Why have medical shows been so successful on television?
The answer seems simple.
The hospital is a dramatic place.
Shows exploring the lives of medical personnel and examining the high-stakes decisions they make are naturally very engaging. The drama is practically ready-made. Without resorting to contrived or far-flung plot-lines, medical shows can access moments of great emotional strength (and weakness).
However, the medical shows that we remember and which move us most powerfully do more than tell stories of doctors and their patients. The medical shows we love take us somewhere or tweak the medical drama genre and bring something new to it.
One of the most famous and long-standing shows in American television history, M*A*S*H found an innovative way to tell stories about war without many explosions, guns, or scenes with people charging up hills to get shot. M*A*S*H starred Alan Alda who put all his skills of irony and humor into the show as Pierce – a great doctor who rebelled against authority.
The cast gelled around Alda’s sincerity, personality and charm making M*A*S*H a well-rounded, multi-faceted medical show with integrity at its heart. It wasn’t just drama, nor was it all comedy. M*A*S*H was good theatre on TV, a thing that remains rare and which probably explains the amazing run of 11 years that the medical show was on the air.
Doogie Howser, M.D.
Just when you thought kids couldn’t be doctors… Doogie Howser was a precocious teenaged boy who finished medical school when he was fifteen. They let him become a surgeon because he had passed all his tests.
Perhaps this is not the most realistic scenario for a medical show, but Doogie Howser, M.D.was a popular and funny show.
Awkward situations arose very naturally and drama was built into the impossibility of a kid this young being granted a position as a physician and surgeon, facing the rigors and challenges of doctoring in a hospital.
The former star of that far-fetched medical show, Neil Patrick Harris, disappeared from the scene for a while then returned to cameo in Harold and Kumar Go to White Castle. He can now be seen on the television show How I Met Your Mother.
If you’ve ever heard of George Clooney you have ER to thank. A medical show that eschewed much of the humor that was central to M*A*S*H and Doogie Howser, Md., ER maintained a high level of intensity from start to finish every week.
The drama of an emergency room was the setting and the subject of this weekly medical show, expanding to take in the philandering of its star doctors, the personnel conflicts and ego-battles of high profile doctors, and sometimes the quiet relief of a night away from all the blood and guts of the “ER”.
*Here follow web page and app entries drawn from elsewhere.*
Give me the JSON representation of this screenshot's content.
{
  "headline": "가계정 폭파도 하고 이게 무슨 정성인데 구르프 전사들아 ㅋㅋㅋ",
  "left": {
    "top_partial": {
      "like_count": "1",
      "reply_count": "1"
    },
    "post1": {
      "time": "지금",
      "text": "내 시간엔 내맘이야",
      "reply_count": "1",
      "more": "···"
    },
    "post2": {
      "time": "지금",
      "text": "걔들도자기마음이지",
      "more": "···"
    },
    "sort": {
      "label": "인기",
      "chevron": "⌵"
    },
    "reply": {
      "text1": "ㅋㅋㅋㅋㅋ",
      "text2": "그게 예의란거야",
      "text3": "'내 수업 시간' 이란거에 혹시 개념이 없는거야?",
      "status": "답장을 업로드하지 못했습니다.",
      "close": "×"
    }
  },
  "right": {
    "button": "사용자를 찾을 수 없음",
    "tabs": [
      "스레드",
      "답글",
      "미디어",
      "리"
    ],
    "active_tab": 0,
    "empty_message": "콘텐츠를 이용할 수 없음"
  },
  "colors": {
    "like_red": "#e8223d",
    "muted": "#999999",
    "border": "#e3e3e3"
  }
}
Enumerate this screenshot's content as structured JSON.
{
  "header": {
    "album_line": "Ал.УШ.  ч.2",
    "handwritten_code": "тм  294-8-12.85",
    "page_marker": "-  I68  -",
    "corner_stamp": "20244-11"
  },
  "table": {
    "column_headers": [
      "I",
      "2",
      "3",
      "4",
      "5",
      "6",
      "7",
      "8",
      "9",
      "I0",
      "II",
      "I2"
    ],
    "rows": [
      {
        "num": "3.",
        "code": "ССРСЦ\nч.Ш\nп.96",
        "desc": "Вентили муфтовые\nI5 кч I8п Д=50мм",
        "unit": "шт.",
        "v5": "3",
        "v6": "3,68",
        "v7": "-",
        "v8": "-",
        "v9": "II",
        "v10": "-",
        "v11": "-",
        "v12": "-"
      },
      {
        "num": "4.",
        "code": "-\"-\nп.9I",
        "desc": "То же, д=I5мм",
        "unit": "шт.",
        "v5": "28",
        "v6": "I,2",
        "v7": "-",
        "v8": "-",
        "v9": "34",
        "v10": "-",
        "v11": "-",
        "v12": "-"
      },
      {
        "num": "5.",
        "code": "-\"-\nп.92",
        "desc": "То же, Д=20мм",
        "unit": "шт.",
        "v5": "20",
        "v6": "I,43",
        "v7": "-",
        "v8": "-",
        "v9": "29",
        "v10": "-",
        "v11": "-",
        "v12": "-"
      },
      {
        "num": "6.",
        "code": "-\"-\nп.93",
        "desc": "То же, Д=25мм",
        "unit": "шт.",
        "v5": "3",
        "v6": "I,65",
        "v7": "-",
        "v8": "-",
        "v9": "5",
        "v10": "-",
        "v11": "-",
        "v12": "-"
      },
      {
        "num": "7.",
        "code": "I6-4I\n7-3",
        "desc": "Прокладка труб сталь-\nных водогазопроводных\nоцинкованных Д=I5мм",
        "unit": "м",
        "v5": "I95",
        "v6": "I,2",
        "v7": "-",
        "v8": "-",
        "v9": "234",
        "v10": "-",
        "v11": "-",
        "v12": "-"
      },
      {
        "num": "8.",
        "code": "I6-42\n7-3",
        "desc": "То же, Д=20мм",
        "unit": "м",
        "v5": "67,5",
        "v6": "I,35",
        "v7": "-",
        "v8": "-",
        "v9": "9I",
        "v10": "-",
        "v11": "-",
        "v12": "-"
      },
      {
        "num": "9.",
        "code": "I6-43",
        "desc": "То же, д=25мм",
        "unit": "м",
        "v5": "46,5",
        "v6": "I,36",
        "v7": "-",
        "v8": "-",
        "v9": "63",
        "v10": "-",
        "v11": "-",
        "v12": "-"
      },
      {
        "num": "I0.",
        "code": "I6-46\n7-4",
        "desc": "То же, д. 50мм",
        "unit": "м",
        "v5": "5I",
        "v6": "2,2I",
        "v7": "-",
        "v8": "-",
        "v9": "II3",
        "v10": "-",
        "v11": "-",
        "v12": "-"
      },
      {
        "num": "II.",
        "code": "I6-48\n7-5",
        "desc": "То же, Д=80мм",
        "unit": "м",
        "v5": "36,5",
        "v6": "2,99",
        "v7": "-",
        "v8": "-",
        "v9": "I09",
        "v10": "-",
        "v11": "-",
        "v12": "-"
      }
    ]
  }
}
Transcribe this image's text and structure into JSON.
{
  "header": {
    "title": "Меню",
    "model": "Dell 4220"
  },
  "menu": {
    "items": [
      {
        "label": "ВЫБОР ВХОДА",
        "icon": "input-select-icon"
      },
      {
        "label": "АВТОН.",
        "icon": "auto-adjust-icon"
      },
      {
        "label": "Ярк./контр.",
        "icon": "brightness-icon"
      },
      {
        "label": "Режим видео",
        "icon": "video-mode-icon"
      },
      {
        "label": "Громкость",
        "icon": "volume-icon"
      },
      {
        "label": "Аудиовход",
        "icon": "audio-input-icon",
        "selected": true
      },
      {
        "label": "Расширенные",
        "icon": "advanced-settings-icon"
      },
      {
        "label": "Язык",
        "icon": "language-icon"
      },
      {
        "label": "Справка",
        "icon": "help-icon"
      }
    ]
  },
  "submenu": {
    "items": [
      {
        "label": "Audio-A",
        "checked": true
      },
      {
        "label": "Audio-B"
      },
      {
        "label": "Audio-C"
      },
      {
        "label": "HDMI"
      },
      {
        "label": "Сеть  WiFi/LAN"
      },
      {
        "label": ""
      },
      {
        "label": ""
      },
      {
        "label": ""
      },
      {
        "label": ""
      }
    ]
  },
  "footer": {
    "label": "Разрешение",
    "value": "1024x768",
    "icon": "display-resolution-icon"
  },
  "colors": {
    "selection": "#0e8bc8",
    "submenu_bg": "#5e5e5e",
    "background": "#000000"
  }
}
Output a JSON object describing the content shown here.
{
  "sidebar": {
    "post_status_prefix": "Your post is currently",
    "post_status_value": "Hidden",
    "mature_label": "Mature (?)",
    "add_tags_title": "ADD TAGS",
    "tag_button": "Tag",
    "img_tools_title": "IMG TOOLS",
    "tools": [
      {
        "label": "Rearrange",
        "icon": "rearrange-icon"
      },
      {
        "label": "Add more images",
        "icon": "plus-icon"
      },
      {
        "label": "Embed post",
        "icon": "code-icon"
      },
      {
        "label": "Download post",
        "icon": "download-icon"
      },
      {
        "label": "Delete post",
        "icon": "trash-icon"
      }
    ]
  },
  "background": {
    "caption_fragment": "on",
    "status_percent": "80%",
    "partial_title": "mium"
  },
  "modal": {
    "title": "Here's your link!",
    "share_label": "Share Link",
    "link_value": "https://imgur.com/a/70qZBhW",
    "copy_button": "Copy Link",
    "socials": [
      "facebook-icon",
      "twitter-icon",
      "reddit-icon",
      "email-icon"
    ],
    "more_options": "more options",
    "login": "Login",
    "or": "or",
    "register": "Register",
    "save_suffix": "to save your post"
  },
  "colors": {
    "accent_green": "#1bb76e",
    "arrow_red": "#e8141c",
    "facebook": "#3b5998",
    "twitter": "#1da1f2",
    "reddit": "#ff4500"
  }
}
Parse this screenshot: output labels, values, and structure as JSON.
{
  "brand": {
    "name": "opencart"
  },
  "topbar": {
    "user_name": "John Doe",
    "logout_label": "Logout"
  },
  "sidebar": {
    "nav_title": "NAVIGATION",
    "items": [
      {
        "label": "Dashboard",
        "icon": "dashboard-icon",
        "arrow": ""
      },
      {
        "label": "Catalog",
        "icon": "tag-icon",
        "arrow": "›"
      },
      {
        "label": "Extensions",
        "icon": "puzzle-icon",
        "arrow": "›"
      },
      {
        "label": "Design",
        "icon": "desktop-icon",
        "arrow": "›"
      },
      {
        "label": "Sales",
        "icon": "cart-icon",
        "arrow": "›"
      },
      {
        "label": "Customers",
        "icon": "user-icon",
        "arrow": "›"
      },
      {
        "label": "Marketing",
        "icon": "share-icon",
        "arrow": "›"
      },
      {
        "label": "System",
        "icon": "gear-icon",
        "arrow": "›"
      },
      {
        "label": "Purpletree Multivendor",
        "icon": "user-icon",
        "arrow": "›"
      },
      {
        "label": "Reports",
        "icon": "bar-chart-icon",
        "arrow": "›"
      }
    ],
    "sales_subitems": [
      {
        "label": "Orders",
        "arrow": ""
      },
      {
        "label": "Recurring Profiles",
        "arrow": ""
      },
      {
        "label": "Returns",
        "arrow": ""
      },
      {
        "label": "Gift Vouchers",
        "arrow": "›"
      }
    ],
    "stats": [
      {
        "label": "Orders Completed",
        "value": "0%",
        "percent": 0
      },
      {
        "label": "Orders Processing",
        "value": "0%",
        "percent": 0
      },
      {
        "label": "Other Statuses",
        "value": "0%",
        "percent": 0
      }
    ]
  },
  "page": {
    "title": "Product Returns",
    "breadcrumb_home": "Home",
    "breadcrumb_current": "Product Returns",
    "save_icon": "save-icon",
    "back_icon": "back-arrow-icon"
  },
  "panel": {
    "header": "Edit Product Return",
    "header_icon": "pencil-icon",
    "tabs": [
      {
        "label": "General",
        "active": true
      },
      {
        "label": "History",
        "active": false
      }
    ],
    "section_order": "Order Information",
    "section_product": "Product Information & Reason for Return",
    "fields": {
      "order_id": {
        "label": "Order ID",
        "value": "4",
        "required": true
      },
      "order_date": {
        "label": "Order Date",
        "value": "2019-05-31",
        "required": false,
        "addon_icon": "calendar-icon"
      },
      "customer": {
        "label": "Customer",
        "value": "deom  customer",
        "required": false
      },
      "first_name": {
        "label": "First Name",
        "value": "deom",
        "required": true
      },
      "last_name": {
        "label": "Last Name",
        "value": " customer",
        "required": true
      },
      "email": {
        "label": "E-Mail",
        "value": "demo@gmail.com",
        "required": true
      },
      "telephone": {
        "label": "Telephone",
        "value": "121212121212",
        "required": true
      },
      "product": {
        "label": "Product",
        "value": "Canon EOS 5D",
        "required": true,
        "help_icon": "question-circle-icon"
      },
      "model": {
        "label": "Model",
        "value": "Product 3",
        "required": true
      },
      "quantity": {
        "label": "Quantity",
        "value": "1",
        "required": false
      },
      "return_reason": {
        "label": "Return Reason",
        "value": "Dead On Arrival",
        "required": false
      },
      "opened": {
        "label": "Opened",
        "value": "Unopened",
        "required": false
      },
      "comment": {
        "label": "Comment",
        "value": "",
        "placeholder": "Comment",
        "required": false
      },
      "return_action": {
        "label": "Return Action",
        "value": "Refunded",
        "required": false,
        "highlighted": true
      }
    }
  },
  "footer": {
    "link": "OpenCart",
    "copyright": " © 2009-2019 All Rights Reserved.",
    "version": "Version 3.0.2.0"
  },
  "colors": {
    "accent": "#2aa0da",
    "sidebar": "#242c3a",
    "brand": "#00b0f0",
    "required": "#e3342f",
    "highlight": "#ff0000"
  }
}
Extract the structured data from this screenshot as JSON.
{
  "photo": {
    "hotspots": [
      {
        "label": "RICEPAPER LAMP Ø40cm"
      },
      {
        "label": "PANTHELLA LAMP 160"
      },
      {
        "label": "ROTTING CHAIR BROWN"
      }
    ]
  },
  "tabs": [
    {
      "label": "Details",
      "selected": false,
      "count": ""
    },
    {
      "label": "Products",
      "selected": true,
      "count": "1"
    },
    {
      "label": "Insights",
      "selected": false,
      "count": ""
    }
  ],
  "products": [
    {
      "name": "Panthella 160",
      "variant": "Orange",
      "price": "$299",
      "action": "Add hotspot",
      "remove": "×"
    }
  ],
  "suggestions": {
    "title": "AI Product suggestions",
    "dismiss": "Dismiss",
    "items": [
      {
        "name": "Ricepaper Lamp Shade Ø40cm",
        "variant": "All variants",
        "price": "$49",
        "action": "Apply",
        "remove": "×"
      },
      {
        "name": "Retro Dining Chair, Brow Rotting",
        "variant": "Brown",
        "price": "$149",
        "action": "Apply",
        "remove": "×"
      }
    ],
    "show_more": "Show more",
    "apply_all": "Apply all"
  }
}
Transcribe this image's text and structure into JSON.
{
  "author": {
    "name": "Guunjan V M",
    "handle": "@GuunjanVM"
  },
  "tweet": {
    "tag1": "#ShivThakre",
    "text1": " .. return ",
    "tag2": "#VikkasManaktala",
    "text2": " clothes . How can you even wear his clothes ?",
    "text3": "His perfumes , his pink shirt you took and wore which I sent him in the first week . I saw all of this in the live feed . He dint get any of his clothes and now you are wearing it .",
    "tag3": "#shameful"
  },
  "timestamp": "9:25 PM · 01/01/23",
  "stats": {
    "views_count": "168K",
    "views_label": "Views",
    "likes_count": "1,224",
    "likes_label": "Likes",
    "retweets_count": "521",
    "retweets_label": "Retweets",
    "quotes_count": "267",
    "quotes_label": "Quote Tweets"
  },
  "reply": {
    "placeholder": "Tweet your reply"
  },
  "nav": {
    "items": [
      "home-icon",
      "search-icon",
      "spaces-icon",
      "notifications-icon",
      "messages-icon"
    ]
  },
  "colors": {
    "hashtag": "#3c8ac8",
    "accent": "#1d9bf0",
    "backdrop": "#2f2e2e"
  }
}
ER‘s gritty, high-intensity version of the medical show turned out to be hugely successful and the show ran from 1994 to 2009.
The interest in this show was not only its intensity, but also its focus on the emotional costs of failure and success for the doctors and nurses in the emergency room.
Though highly formulaic in its episode construction, House, M.D. has tapped into an interesting sub-genre of medical show. This Fox drama is a hybrid show, meshing the hospital setting, the life-and-death situations, and the ego conflicts of the hospital with the criminal investigation and witness interrogations of a police procedural drama.
In the case of this medical show, the criminal is sickness and the mystery comes in identifying the culprit before it’s too late.
Always funny in a darkly sarcastic way, House, M.D. takes Alda’s Pierce character from M*A*S*H and twists him into a person who is both more jolly and more depressed and…more talented.
The innovations of House, M.D. are not limited to the hybrid nature of the show but include also an examination of the legal and financial sides of running a hospital.